(PROBLEM REQUIREMENTS) Where "icon" occurs in a line of the entries below, copy that line.

START SUPPLIED DATA

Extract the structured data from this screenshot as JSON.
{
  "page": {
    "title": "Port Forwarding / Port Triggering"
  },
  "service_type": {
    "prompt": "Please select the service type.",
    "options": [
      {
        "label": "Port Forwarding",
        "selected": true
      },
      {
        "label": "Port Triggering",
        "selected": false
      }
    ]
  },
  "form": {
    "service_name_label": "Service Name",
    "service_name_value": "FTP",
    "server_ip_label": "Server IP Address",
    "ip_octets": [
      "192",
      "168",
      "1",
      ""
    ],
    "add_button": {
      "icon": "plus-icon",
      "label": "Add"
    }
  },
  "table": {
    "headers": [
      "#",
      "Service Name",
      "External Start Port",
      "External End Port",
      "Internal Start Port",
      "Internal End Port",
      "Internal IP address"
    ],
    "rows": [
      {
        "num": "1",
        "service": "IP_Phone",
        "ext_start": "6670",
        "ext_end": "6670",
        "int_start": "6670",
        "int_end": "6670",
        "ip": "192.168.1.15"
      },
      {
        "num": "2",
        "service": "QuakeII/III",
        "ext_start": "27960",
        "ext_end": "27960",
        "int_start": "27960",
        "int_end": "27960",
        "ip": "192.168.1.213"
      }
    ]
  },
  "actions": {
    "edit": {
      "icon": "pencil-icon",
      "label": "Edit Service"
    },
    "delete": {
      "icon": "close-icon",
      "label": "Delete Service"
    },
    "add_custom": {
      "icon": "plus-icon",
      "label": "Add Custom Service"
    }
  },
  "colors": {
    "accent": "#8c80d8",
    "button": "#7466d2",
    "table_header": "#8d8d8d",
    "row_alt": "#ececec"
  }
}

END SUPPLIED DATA

(RESPONSE AREA)
      "icon": "plus-icon",
      "icon": "pencil-icon",
      "icon": "close-icon",
      "icon": "plus-icon",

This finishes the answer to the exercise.